Excerpted records:
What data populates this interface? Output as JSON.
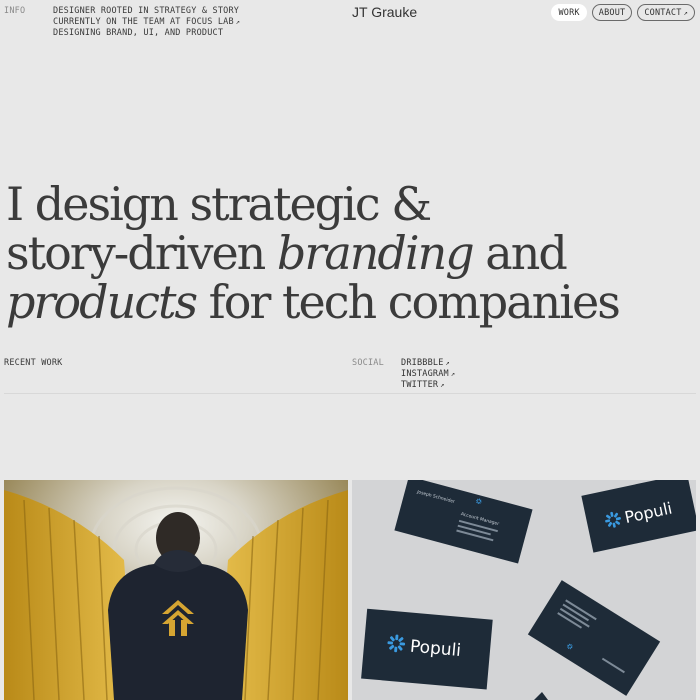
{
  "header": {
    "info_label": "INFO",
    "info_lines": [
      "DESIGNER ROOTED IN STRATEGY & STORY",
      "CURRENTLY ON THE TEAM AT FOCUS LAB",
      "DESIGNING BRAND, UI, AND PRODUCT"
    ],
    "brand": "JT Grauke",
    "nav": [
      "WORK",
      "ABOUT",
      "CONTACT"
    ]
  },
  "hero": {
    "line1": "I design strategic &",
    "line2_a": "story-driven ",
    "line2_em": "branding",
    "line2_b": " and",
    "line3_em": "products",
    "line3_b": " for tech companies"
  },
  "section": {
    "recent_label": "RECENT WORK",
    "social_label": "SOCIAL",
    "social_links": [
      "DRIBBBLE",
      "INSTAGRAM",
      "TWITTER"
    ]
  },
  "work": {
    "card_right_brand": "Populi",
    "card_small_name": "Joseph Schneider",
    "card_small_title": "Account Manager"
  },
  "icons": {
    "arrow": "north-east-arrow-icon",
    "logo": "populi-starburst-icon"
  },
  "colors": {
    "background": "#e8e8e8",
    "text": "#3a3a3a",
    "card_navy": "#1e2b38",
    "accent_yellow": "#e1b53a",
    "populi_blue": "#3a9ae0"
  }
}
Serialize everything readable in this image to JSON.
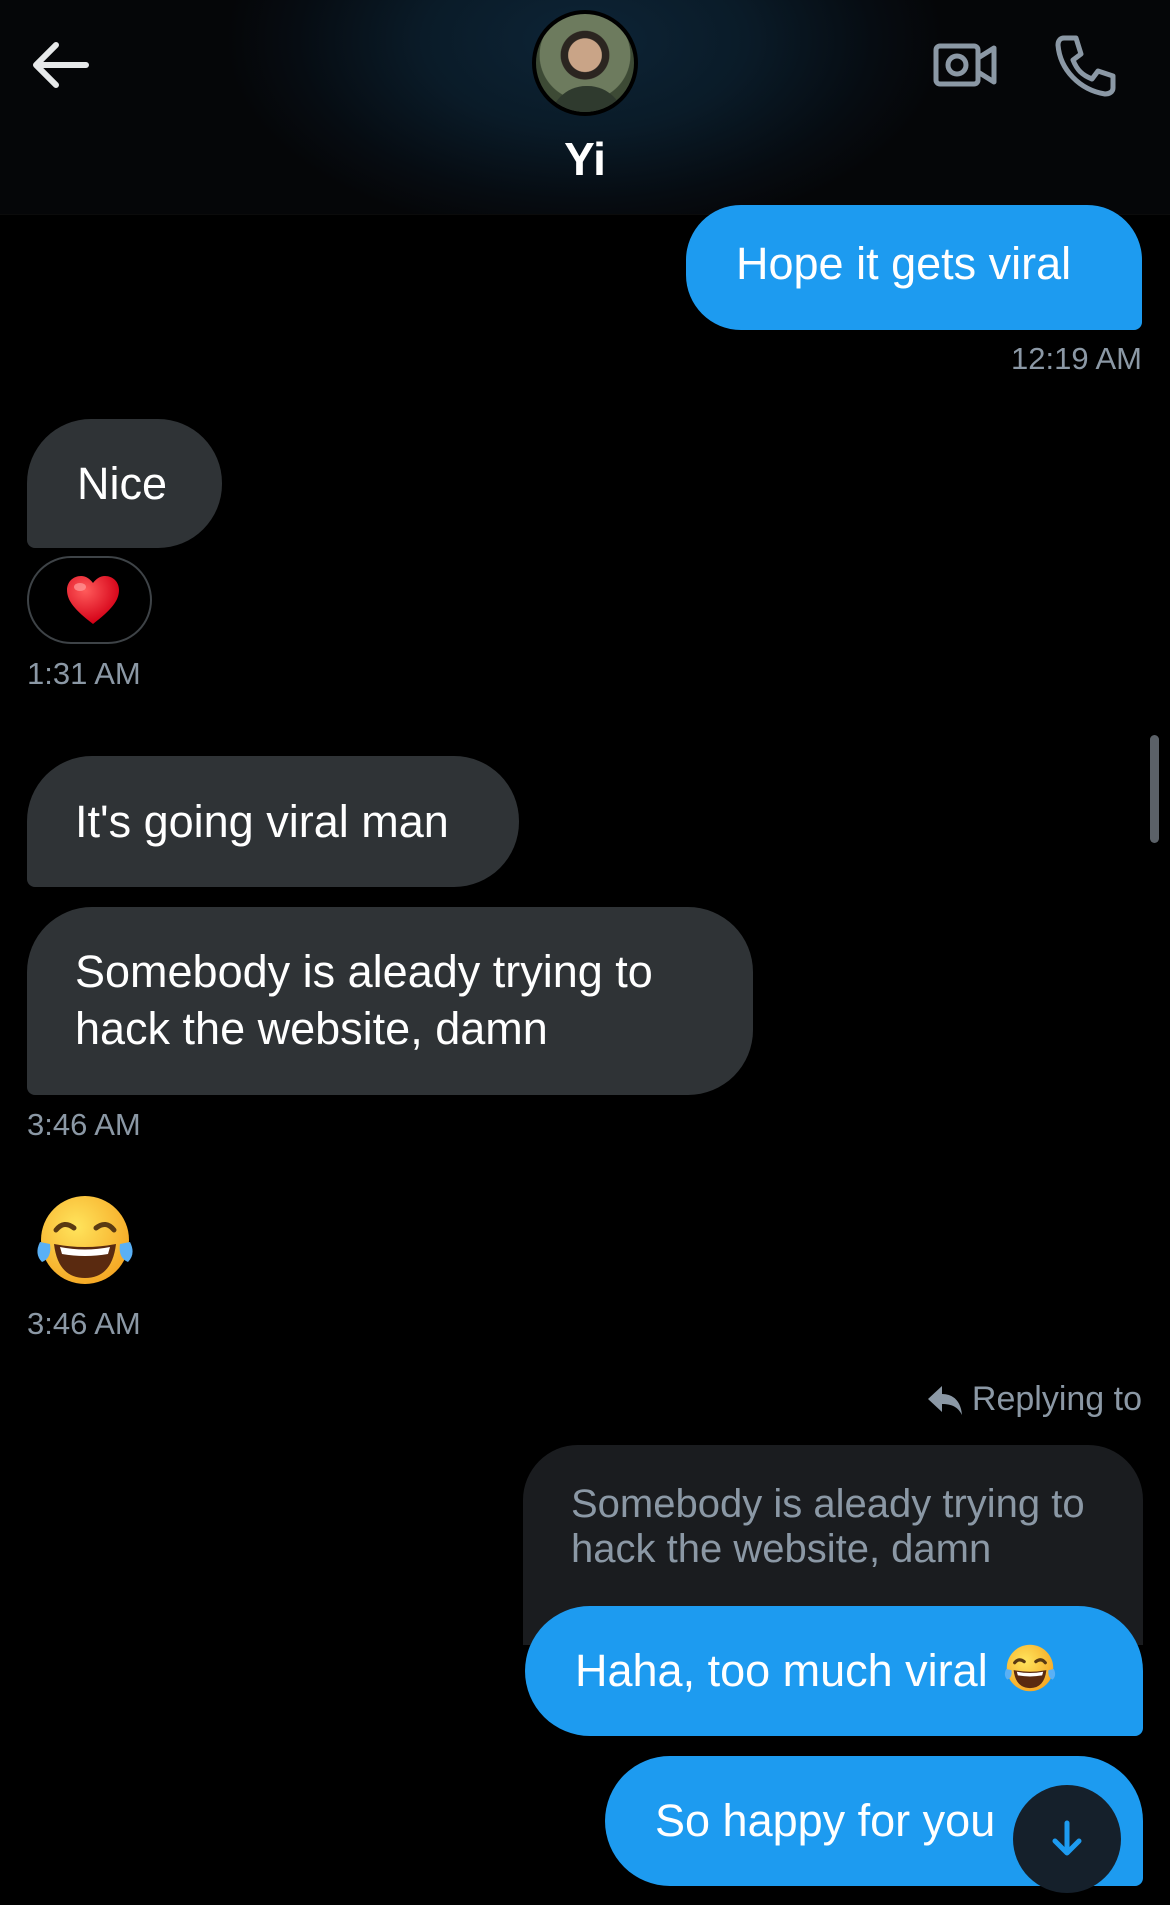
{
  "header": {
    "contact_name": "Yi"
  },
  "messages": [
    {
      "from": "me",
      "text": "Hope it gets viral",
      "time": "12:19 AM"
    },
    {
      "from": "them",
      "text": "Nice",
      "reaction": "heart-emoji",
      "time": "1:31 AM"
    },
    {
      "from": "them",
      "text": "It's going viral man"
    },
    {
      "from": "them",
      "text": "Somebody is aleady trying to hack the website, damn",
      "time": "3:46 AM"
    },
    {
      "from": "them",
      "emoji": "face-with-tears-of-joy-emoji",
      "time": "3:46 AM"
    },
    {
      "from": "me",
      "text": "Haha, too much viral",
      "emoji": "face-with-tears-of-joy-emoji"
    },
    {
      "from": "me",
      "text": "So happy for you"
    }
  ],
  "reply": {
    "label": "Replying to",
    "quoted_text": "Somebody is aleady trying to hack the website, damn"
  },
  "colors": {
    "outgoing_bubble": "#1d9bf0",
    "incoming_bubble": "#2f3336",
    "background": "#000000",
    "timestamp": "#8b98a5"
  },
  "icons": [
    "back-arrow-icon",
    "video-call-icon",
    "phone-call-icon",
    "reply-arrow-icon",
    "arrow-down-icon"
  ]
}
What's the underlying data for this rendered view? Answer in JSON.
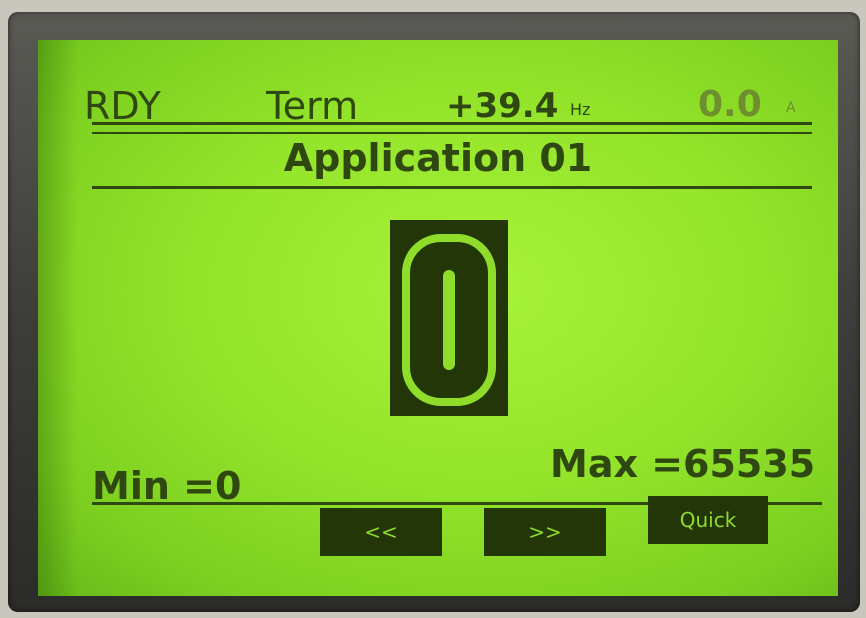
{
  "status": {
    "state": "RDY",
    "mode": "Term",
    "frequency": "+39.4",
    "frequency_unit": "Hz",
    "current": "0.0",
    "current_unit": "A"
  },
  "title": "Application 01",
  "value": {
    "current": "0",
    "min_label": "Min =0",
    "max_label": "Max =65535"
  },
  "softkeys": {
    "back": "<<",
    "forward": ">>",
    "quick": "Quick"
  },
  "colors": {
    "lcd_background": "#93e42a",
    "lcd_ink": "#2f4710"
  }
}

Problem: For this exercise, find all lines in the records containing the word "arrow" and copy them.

Written answer:
    "arrow": "north-east-arrow-icon",
    "back-arrow-icon",
    "reply-arrow-icon",
    "arrow-down-icon"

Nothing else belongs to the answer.